▶ [Exercise description]: Your answer must be the full listing, reproduced word for word.

..............................

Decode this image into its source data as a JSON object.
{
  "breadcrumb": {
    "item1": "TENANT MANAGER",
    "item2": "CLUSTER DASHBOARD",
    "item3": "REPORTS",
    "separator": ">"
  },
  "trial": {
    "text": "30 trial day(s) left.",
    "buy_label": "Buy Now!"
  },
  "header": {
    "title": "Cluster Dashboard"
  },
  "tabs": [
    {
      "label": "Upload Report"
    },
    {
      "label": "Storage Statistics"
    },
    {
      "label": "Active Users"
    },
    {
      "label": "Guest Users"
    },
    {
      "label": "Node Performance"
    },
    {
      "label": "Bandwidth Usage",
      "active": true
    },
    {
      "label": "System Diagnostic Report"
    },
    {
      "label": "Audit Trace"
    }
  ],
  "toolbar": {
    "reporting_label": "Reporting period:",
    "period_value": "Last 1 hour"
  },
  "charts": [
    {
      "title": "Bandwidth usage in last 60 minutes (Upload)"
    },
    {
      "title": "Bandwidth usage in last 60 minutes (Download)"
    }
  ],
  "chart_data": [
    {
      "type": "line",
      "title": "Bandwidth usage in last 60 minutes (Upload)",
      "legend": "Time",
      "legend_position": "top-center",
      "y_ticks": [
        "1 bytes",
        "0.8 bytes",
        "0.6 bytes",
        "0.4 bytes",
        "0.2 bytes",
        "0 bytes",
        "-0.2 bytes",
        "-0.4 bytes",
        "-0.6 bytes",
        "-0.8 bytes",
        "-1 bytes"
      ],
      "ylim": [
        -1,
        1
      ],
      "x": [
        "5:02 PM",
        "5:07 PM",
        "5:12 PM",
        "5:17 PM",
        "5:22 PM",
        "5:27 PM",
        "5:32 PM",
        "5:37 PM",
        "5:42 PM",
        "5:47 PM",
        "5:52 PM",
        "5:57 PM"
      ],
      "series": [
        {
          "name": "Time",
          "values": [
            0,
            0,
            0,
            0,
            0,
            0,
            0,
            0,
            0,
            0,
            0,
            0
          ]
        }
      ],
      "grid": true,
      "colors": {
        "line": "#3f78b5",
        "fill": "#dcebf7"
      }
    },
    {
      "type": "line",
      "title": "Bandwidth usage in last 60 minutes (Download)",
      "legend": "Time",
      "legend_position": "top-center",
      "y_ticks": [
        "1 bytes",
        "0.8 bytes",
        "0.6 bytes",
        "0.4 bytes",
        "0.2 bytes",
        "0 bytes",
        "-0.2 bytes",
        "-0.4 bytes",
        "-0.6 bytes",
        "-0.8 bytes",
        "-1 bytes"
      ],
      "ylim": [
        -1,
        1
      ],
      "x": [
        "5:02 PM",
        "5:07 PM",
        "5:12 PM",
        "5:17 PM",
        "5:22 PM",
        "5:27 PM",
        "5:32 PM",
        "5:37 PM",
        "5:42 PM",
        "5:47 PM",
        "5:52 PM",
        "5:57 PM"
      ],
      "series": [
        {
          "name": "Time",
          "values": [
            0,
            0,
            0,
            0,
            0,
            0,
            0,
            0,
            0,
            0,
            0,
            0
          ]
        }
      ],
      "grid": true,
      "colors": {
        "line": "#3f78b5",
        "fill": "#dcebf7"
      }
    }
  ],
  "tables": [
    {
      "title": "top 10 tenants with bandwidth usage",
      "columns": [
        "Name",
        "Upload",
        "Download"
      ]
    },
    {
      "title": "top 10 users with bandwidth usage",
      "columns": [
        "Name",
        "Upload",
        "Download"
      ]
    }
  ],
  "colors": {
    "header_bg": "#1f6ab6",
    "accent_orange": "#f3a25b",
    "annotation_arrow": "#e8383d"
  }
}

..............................

▶ [Answer below]:
Decode this image into its source data as a JSON object.
{
  "breadcrumb": {
    "item1": "TENANT MANAGER",
    "item2": "CLUSTER DASHBOARD",
    "item3": "REPORTS",
    "separator": ">"
  },
  "trial": {
    "text": "30 trial day(s) left.",
    "buy_label": "Buy Now!"
  },
  "header": {
    "title": "Cluster Dashboard"
  },
  "tabs": [
    {
      "label": "Upload Report"
    },
    {
      "label": "Storage Statistics"
    },
    {
      "label": "Active Users"
    },
    {
      "label": "Guest Users"
    },
    {
      "label": "Node Performance"
    },
    {
      "label": "Bandwidth Usage",
      "active": true
    },
    {
      "label": "System Diagnostic Report"
    },
    {
      "label": "Audit Trace"
    }
  ],
  "toolbar": {
    "reporting_label": "Reporting period:",
    "period_value": "Last 1 hour"
  },
  "charts": [
    {
      "title": "Bandwidth usage in last 60 minutes (Upload)"
    },
    {
      "title": "Bandwidth usage in last 60 minutes (Download)"
    }
  ],
  "chart_data": [
    {
      "type": "line",
      "title": "Bandwidth usage in last 60 minutes (Upload)",
      "legend": "Time",
      "legend_position": "top-center",
      "y_ticks": [
        "1 bytes",
        "0.8 bytes",
        "0.6 bytes",
        "0.4 bytes",
        "0.2 bytes",
        "0 bytes",
        "-0.2 bytes",
        "-0.4 bytes",
        "-0.6 bytes",
        "-0.8 bytes",
        "-1 bytes"
      ],
      "ylim": [
        -1,
        1
      ],
      "x": [
        "5:02 PM",
        "5:07 PM",
        "5:12 PM",
        "5:17 PM",
        "5:22 PM",
        "5:27 PM",
        "5:32 PM",
        "5:37 PM",
        "5:42 PM",
        "5:47 PM",
        "5:52 PM",
        "5:57 PM"
      ],
      "series": [
        {
          "name": "Time",
          "values": [
            0,
            0,
            0,
            0,
            0,
            0,
            0,
            0,
            0,
            0,
            0,
            0
          ]
        }
      ],
      "grid": true,
      "colors": {
        "line": "#3f78b5",
        "fill": "#dcebf7"
      }
    },
    {
      "type": "line",
      "title": "Bandwidth usage in last 60 minutes (Download)",
      "legend": "Time",
      "legend_position": "top-center",
      "y_ticks": [
        "1 bytes",
        "0.8 bytes",
        "0.6 bytes",
        "0.4 bytes",
        "0.2 bytes",
        "0 bytes",
        "-0.2 bytes",
        "-0.4 bytes",
        "-0.6 bytes",
        "-0.8 bytes",
        "-1 bytes"
      ],
      "ylim": [
        -1,
        1
      ],
      "x": [
        "5:02 PM",
        "5:07 PM",
        "5:12 PM",
        "5:17 PM",
        "5:22 PM",
        "5:27 PM",
        "5:32 PM",
        "5:37 PM",
        "5:42 PM",
        "5:47 PM",
        "5:52 PM",
        "5:57 PM"
      ],
      "series": [
        {
          "name": "Time",
          "values": [
            0,
            0,
            0,
            0,
            0,
            0,
            0,
            0,
            0,
            0,
            0,
            0
          ]
        }
      ],
      "grid": true,
      "colors": {
        "line": "#3f78b5",
        "fill": "#dcebf7"
      }
    }
  ],
  "tables": [
    {
      "title": "top 10 tenants with bandwidth usage",
      "columns": [
        "Name",
        "Upload",
        "Download"
      ]
    },
    {
      "title": "top 10 users with bandwidth usage",
      "columns": [
        "Name",
        "Upload",
        "Download"
      ]
    }
  ],
  "colors": {
    "header_bg": "#1f6ab6",
    "accent_orange": "#f3a25b",
    "annotation_arrow": "#e8383d"
  }
}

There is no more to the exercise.